[ACTIVITY]: A single number is required: the count of lines in the entries below that include the word "fraction".

*** Block opens ***

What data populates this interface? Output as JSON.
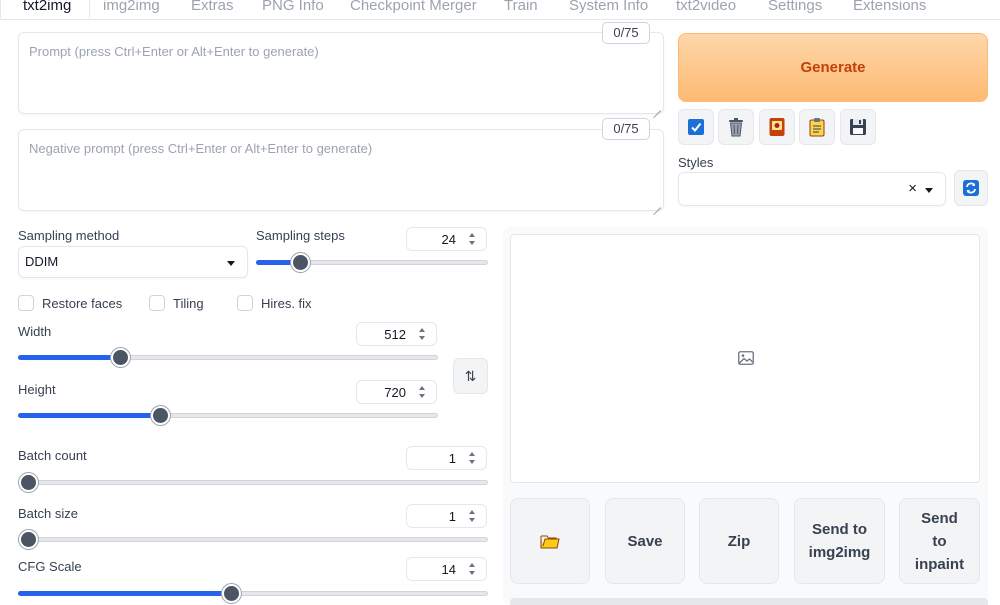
{
  "tabs": [
    {
      "label": "txt2img",
      "active": true
    },
    {
      "label": "img2img"
    },
    {
      "label": "Extras"
    },
    {
      "label": "PNG Info"
    },
    {
      "label": "Checkpoint Merger"
    },
    {
      "label": "Train"
    },
    {
      "label": "System Info"
    },
    {
      "label": "txt2video"
    },
    {
      "label": "Settings"
    },
    {
      "label": "Extensions"
    }
  ],
  "prompt": {
    "placeholder": "Prompt (press Ctrl+Enter or Alt+Enter to generate)",
    "value": "",
    "counter": "0/75"
  },
  "negative_prompt": {
    "placeholder": "Negative prompt (press Ctrl+Enter or Alt+Enter to generate)",
    "value": "",
    "counter": "0/75"
  },
  "generate_label": "Generate",
  "tool_buttons": [
    {
      "icon": "checkbox-icon"
    },
    {
      "icon": "trash-icon"
    },
    {
      "icon": "red-card-icon"
    },
    {
      "icon": "clipboard-icon"
    },
    {
      "icon": "floppy-disk-icon"
    }
  ],
  "styles": {
    "label": "Styles",
    "value": ""
  },
  "sampling_method": {
    "label": "Sampling method",
    "value": "DDIM"
  },
  "sampling_steps": {
    "label": "Sampling steps",
    "value": "24",
    "fraction": 0.16
  },
  "checkboxes": {
    "restore_faces": {
      "label": "Restore faces",
      "checked": false
    },
    "tiling": {
      "label": "Tiling",
      "checked": false
    },
    "hires_fix": {
      "label": "Hires. fix",
      "checked": false
    }
  },
  "width": {
    "label": "Width",
    "value": "512",
    "fraction": 0.23
  },
  "height": {
    "label": "Height",
    "value": "720",
    "fraction": 0.33
  },
  "swap_icon": "⇅",
  "batch_count": {
    "label": "Batch count",
    "value": "1",
    "fraction": 0.0
  },
  "batch_size": {
    "label": "Batch size",
    "value": "1",
    "fraction": 0.0
  },
  "cfg_scale": {
    "label": "CFG Scale",
    "value": "14",
    "fraction": 0.45
  },
  "actions": {
    "folder_icon": "folder-icon",
    "save": "Save",
    "zip": "Zip",
    "send_img2img": "Send to img2img",
    "send_inpaint": "Send to inpaint"
  },
  "colors": {
    "accent": "#2563eb",
    "generate_bg": "#fdba74",
    "generate_text": "#c2410c"
  }
}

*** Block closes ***

[SOLUTION TO THIS EXERCISE]: 6